■ Problem to solve ■
Show, in full, each line of the data that contains "JSON".

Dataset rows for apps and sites
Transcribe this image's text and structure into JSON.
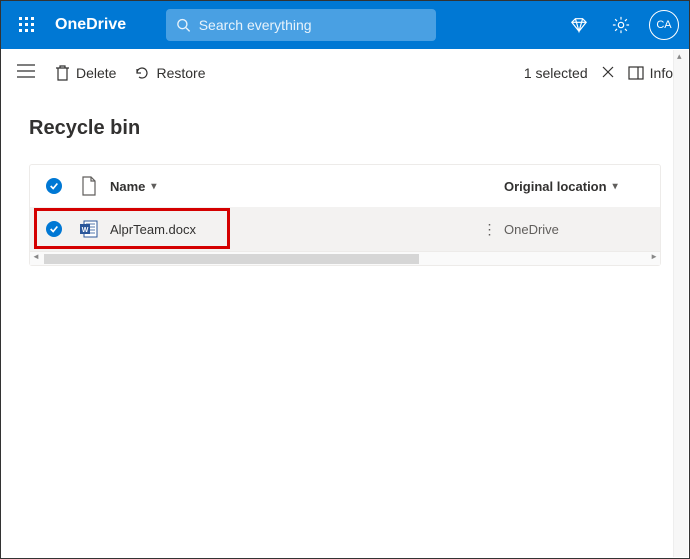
{
  "header": {
    "brand": "OneDrive",
    "search_placeholder": "Search everything",
    "avatar_initials": "CA"
  },
  "command_bar": {
    "delete_label": "Delete",
    "restore_label": "Restore",
    "selected_label": "1 selected",
    "info_label": "Info"
  },
  "page": {
    "title": "Recycle bin"
  },
  "table": {
    "headers": {
      "name": "Name",
      "location": "Original location"
    },
    "rows": [
      {
        "selected": true,
        "filename": "AlprTeam.docx",
        "location": "OneDrive"
      }
    ]
  }
}
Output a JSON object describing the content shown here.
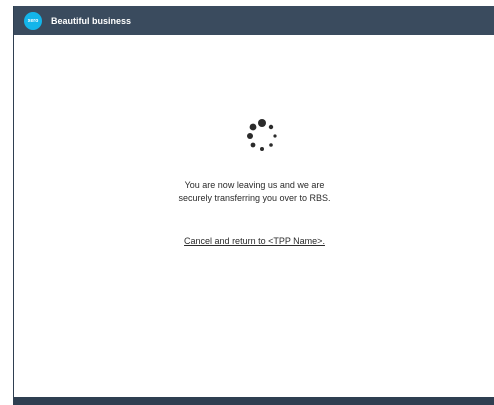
{
  "header": {
    "logo_text": "xero",
    "org_name": "Beautiful business"
  },
  "main": {
    "message_line1": "You are now leaving us and we are",
    "message_line2": "securely transferring you over to RBS.",
    "cancel_link": "Cancel and return to <TPP Name>."
  },
  "colors": {
    "header_bg": "#3a4b5e",
    "brand": "#13b5ea",
    "spinner": "#2b2b2b"
  },
  "icons": {
    "spinner": "loading-spinner-icon"
  }
}
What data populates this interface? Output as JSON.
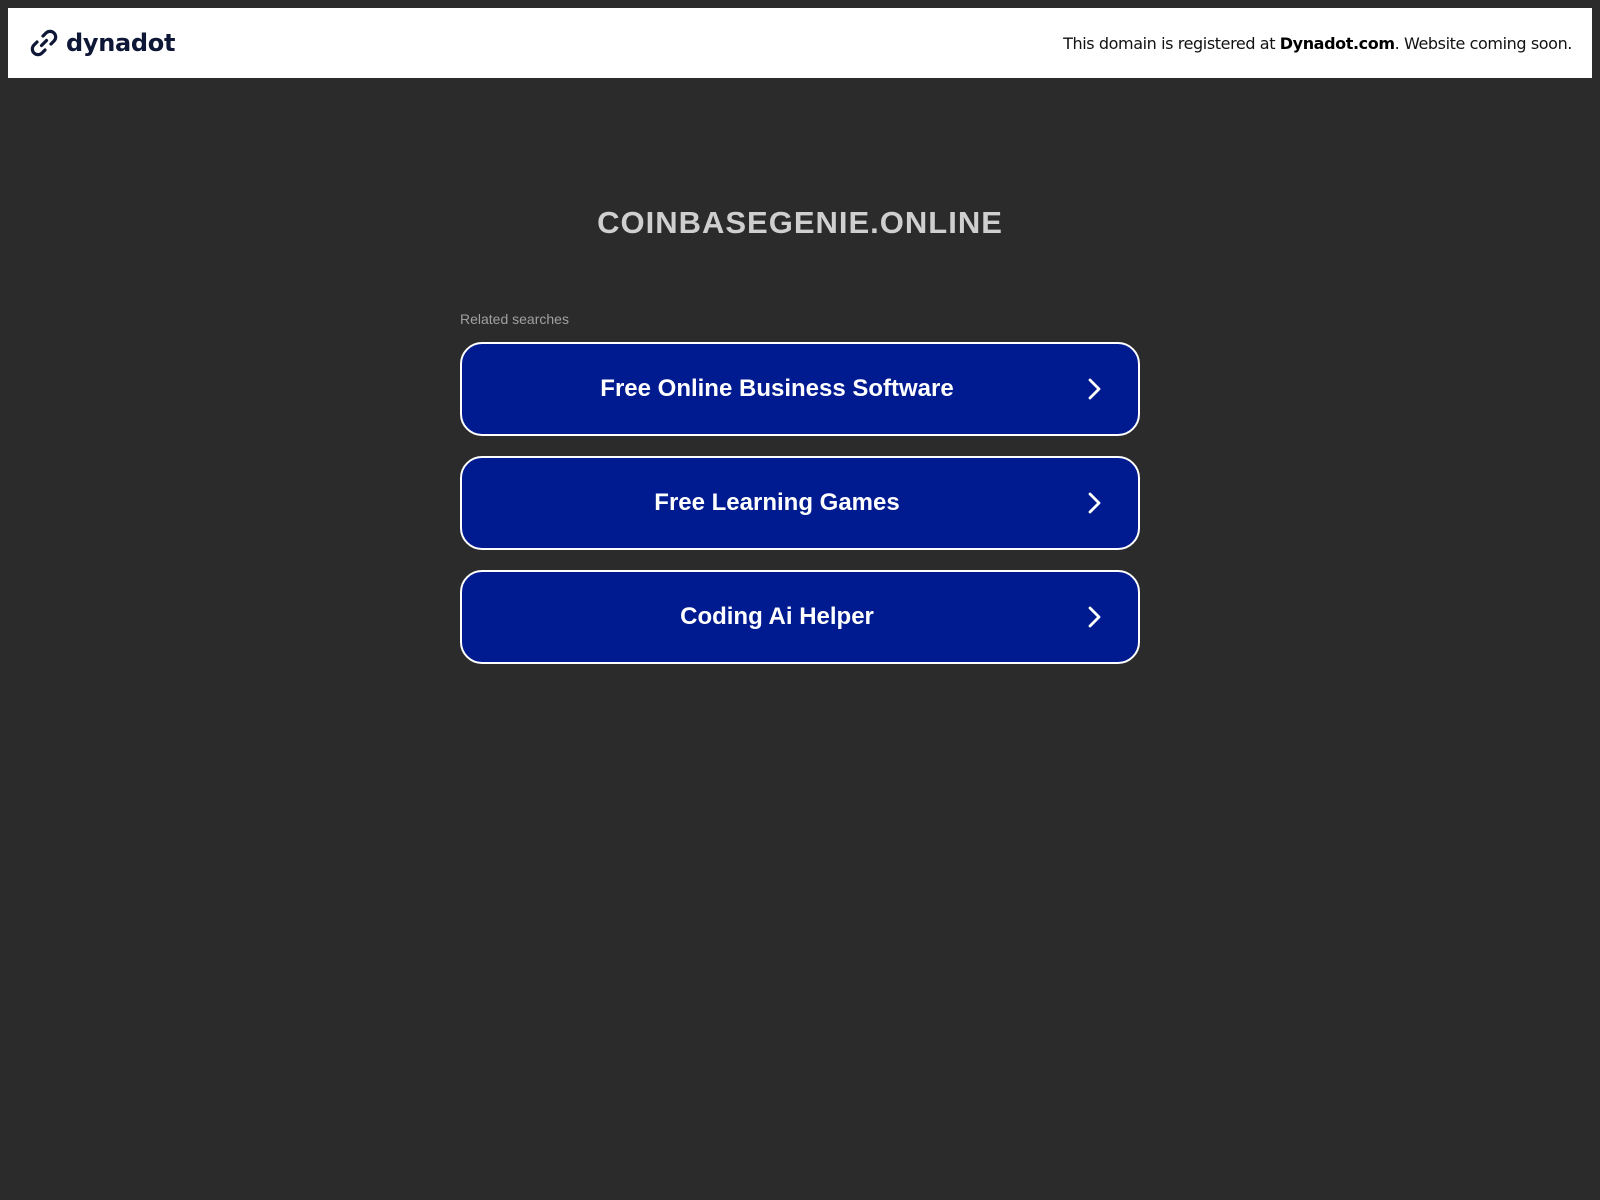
{
  "header": {
    "brand_name": "dynadot",
    "brand_icon": "link-chain-icon",
    "notice_prefix": "This domain is registered at ",
    "notice_registrar": "Dynadot.com",
    "notice_suffix": ". Website coming soon."
  },
  "main": {
    "domain": "COINBASEGENIE.ONLINE",
    "related_label": "Related searches",
    "searches": [
      {
        "label": "Free Online Business Software",
        "icon": "chevron-right-icon"
      },
      {
        "label": "Free Learning Games",
        "icon": "chevron-right-icon"
      },
      {
        "label": "Coding Ai Helper",
        "icon": "chevron-right-icon"
      }
    ]
  },
  "colors": {
    "background": "#2b2b2b",
    "header_bg": "#ffffff",
    "button_bg": "#001a8f",
    "button_border": "#ffffff",
    "brand_text": "#0e1736"
  }
}
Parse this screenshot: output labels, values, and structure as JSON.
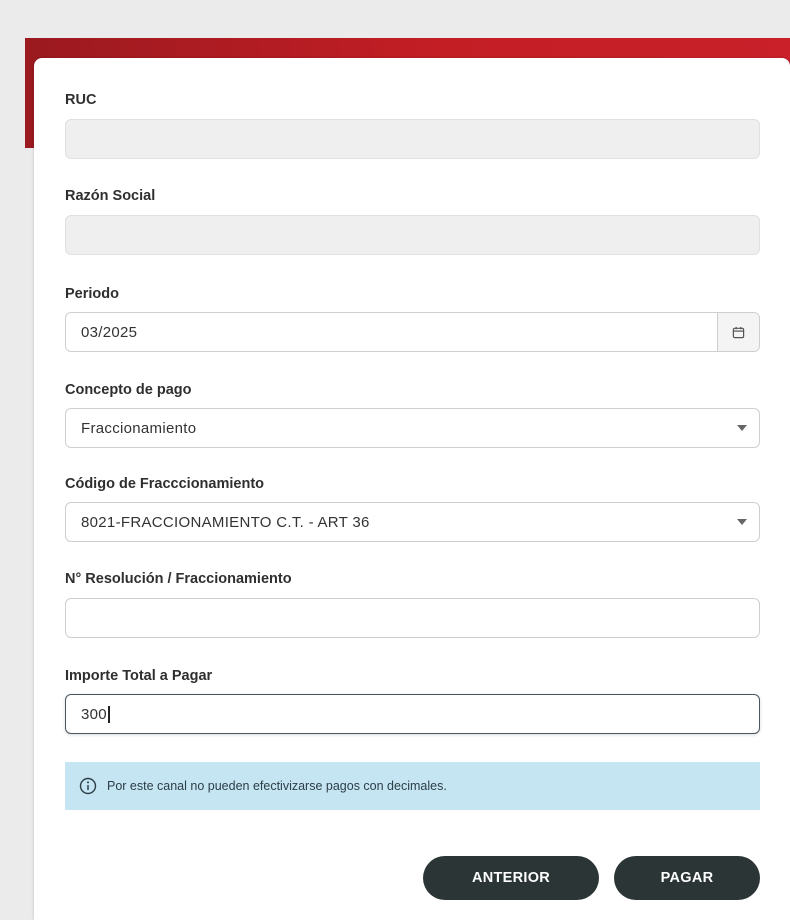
{
  "form": {
    "ruc": {
      "label": "RUC",
      "value": ""
    },
    "razon_social": {
      "label": "Razón Social",
      "value": ""
    },
    "periodo": {
      "label": "Periodo",
      "value": "03/2025",
      "addon_icon": "calendar-icon"
    },
    "concepto": {
      "label": "Concepto de pago",
      "value": "Fraccionamiento"
    },
    "codigo": {
      "label": "Código de Fracccionamiento",
      "value": "8021-FRACCIONAMIENTO C.T. - ART 36"
    },
    "resolucion": {
      "label": "N° Resolución / Fraccionamiento",
      "value": ""
    },
    "importe": {
      "label": "Importe Total a Pagar",
      "value": "300"
    }
  },
  "alert": {
    "icon": "info-icon",
    "text": "Por este canal no pueden efectivizarse pagos con decimales."
  },
  "buttons": {
    "anterior": "ANTERIOR",
    "pagar": "PAGAR"
  },
  "colors": {
    "header_red": "#c41e25",
    "button_dark": "#2b3535",
    "alert_bg": "#c5e5f3"
  }
}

■ Reply to the task ■
Transcribe this image's text and structure into JSON.
Output a JSON object describing the content shown here.
What data populates this interface? Output as JSON.
Parse this screenshot: output labels, values, and structure as JSON.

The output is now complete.